■ EXERCISE INSTRUCTIONS
A complete answer lists every line of the entries below where the string "close" appears.

-------

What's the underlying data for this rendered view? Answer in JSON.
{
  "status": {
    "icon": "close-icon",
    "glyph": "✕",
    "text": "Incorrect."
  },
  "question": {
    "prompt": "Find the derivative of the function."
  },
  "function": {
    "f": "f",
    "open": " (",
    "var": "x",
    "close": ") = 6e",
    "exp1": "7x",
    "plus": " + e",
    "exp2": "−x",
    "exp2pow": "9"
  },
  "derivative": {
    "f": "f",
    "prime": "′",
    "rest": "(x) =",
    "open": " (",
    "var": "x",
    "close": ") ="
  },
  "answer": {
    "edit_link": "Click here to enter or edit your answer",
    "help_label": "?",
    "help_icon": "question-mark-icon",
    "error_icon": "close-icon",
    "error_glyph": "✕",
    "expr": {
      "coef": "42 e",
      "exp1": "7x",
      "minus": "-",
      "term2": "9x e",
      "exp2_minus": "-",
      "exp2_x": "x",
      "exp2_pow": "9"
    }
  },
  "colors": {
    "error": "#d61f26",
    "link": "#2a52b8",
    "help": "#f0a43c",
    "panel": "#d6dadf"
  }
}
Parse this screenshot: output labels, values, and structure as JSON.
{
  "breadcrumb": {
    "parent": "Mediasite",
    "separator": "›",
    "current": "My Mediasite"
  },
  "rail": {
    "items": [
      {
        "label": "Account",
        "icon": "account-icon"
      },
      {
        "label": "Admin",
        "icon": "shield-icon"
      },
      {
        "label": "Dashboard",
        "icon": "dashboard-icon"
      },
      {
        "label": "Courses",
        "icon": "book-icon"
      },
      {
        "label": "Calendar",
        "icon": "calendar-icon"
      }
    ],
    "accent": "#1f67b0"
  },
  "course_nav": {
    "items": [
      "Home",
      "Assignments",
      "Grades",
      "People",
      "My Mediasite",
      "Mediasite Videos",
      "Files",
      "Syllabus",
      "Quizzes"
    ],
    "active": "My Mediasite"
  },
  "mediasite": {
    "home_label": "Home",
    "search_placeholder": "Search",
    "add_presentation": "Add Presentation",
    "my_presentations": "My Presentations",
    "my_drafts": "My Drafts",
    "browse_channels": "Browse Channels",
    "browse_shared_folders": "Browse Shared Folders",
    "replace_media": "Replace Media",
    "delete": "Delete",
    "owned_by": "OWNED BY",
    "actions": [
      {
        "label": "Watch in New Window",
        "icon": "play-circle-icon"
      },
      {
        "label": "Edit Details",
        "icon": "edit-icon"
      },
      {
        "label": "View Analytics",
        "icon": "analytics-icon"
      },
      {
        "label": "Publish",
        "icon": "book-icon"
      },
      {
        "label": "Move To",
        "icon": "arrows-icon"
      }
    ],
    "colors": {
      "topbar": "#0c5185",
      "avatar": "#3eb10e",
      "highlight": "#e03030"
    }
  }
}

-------

■ ANSWER TO THIS TASK
    "icon": "close-icon",
    "close": ") = 6e",
    "close": ") ="
    "error_icon": "close-icon",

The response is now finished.